Web page and app entries:
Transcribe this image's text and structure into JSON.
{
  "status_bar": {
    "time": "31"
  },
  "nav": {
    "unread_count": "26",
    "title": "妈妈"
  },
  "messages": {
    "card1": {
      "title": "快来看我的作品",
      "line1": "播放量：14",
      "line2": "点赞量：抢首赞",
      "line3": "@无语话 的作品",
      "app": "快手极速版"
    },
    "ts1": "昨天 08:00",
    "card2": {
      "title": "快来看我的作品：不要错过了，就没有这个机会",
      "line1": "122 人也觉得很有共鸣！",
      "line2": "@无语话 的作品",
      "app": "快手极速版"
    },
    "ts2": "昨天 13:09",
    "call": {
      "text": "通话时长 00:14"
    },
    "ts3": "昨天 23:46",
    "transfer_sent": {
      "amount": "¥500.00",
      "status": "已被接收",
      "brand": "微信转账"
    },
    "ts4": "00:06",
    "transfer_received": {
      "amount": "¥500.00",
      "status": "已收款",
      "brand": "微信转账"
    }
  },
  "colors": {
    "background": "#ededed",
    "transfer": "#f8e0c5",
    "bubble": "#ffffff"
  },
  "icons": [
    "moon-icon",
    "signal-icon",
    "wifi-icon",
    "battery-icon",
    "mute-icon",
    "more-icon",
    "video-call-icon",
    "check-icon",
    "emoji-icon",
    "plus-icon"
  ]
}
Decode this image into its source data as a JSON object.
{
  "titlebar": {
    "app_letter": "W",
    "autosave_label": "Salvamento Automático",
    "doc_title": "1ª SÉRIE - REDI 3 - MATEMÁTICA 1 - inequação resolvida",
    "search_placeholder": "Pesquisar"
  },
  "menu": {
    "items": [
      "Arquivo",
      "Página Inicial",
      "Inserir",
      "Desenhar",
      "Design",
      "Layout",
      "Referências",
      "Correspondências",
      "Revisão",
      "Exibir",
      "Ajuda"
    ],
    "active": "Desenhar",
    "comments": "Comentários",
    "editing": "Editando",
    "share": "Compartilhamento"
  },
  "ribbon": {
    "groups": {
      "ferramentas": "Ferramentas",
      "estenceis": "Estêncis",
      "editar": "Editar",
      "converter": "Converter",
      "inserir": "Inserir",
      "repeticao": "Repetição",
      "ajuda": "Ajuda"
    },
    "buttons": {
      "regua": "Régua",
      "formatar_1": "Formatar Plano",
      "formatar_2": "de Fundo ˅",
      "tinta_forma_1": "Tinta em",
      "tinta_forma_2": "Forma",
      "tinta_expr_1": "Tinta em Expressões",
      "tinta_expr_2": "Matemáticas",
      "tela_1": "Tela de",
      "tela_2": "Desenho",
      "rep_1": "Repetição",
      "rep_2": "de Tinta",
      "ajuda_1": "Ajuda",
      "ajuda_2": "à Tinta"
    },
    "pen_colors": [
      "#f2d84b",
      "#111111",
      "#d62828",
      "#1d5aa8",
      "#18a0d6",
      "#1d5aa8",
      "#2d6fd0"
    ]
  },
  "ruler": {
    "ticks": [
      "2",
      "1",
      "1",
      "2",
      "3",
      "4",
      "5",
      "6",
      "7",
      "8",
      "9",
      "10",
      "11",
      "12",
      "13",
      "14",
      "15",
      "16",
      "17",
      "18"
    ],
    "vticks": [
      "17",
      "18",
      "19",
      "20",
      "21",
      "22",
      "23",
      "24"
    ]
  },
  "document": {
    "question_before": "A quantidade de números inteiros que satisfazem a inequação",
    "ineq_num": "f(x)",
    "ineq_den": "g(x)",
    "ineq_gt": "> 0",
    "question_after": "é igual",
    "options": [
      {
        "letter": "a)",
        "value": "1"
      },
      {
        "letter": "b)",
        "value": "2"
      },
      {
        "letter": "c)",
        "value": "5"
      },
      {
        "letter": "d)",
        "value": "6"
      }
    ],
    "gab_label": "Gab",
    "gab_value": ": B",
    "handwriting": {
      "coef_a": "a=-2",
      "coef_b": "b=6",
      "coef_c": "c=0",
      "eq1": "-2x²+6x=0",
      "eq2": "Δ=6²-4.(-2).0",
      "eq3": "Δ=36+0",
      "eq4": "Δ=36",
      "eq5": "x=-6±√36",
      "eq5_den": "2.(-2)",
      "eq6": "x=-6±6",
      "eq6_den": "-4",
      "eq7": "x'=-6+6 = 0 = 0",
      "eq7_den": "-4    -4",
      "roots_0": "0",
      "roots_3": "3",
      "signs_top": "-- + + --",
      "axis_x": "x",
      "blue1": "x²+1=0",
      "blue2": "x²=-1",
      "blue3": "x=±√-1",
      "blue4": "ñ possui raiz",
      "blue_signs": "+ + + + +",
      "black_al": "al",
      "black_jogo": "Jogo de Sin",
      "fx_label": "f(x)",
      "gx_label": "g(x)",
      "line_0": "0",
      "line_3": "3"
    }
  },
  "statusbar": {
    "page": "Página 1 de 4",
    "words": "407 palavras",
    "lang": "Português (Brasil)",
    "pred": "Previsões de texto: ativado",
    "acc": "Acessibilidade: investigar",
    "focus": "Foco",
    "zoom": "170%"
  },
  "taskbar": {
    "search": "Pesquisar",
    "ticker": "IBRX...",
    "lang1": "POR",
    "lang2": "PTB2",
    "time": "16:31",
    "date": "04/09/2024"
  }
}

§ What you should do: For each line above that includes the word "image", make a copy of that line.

§ Written response:
Transcribe this image's text and structure into JSON.
Decode this image into its source data as a JSON object.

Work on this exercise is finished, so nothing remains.